If your photos seem too bright, cluttered or ordinary, you can take simple steps to avoid these and other common photography mistakes.
“Photographers know it takes a good eye, practice and patience to make the most out of every moment,” says Bill Robbins, an award-winning advertising photographer, commercial film director and current program chair of professional photography at Brooks Institute, a leading provider of higher education for film, graphic design, and photography. “Whether you’re a professional or amateur photographer, it’s also about trying new techniques and experimenting with everything from lighting to composition.”
Robbins offers these tips for overcoming four common photography errors and turning any good photo into a great photo:
* No focal point. Ask yourself this simple question before you snap a picture: What are you taking a photo of and why? Your answer will ensure you capture the right elements for the viewer to easily understand the photograph’s subject and purpose. Less is usually more when it comes to photo composition. For example, if you’re taking a photo of a beautiful landscape, what’s the main focal point – is it the rock formation, sunset or covered bridge? You may need to move in closer to fill the frame with your subject and eliminate any distractions in the background or foreground. In addition, consider turning around to see if there’s a more interesting image or focal point in that direction.
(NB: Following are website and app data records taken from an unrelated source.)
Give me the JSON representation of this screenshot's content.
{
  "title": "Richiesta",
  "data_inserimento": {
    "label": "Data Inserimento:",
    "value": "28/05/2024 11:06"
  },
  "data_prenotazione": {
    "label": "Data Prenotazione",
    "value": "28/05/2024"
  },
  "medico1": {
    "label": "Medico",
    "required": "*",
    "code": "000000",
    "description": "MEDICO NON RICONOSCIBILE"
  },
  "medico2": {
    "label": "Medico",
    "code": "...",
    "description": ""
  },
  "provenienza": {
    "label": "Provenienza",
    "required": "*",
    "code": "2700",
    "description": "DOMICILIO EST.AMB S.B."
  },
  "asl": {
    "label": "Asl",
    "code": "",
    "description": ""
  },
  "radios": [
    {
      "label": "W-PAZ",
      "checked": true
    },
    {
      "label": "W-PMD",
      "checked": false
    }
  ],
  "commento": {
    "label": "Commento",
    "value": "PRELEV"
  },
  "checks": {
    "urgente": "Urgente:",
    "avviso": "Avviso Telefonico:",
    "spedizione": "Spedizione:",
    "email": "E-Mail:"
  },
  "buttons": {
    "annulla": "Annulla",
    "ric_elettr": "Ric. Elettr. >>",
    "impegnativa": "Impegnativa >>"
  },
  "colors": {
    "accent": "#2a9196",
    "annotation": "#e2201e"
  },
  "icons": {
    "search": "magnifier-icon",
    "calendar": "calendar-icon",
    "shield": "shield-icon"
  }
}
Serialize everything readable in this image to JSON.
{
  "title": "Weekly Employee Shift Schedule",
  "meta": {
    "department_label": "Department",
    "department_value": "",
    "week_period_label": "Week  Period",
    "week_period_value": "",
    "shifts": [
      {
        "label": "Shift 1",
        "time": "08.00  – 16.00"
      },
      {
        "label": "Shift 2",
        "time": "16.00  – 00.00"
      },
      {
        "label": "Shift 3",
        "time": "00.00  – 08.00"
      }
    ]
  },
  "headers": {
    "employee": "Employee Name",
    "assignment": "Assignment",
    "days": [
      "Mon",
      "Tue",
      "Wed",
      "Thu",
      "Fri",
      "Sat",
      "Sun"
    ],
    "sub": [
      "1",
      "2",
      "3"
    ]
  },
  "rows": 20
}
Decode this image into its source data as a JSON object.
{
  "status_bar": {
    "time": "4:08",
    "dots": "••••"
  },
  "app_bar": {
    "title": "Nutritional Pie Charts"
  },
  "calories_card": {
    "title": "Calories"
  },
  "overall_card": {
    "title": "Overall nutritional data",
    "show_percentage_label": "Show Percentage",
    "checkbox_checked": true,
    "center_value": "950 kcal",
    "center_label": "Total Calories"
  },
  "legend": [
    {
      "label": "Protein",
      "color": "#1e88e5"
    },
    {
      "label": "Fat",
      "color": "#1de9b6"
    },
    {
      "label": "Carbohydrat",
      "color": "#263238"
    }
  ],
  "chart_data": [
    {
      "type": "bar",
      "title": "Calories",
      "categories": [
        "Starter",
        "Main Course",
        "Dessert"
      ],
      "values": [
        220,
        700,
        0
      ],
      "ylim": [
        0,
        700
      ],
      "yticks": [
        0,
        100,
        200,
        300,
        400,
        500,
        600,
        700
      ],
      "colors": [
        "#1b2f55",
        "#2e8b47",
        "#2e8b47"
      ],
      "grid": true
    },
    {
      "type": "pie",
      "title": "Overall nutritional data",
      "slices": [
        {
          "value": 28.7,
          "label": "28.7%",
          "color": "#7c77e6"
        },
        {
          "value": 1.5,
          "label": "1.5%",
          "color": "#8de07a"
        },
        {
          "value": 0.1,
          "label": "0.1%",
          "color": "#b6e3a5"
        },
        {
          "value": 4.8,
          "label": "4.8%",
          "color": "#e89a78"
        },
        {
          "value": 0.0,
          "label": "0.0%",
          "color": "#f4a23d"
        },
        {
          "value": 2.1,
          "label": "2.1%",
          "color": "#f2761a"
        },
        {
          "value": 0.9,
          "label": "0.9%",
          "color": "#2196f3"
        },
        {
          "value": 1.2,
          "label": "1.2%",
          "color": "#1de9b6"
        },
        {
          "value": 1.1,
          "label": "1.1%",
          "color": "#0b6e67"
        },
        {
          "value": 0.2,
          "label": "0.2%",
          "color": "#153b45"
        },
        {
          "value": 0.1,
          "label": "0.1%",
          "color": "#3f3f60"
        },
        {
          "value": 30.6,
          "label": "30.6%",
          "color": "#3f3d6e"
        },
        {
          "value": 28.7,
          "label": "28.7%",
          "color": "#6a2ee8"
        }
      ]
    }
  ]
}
* Too much or too little light. Getting the right exposure – the amount of light that passes through your camera lens – is critical to capturing the sharpest photos. If you’re shooting in a dimly lit space or standing too far away from your subject, your photo may be underexposed or appear too dark. Quick fixes: Add extra light if you’re indoors, move closer to your subject, or manually adjust your camera’s shutter speed to be slower or the aperture to a wider lens opening, thus allowing in more light. When there’s too much natural or indoor light, your photos may look washed out or have unwanted shadows. Consider using a flash to even out the lighting, moving the subject (or yourself) out of the brighter light, or waiting for a time of day when the lighting is better. For outdoor pictures, overcast days work well. When you get in the habit of focusing on the light, you’ll find the best places and times to use light to your advantage.
* Centered subject. The best photos may not be perfectly centered in your frame. When eyeing any photo opportunity, consider the tried-and-true “rule of thirds.” As you’re framing your photo, imagine two vertical and two horizontal lines spaced evenly, creating a grid of nine rectangular boxes. Try placing the main subject near the points along these lines or where the lines intersect. This creates more visual interest than centering the subject. In a landscape shot, for example, it prevents the horizon from appearing to divide the picture in half. Instead, the horizon might appear in the lower third of the photo. You can also consider framing the image from a different position rather than always shooting at eye level. With digital cameras, it’s easy to experiment and be creative with your composition.
* Red-eye. This is one of the most common – and annoying – issues with photos. Red-eye is caused by the flash reflecting off the person’s retina, in which blood vessels cause the red glow. The easiest solution is to turn off the flash. You can also activate the red-eye reduction feature on many digital cameras, or, if a flash is necessary, ask the subject to avoid looking directly into the camera lens.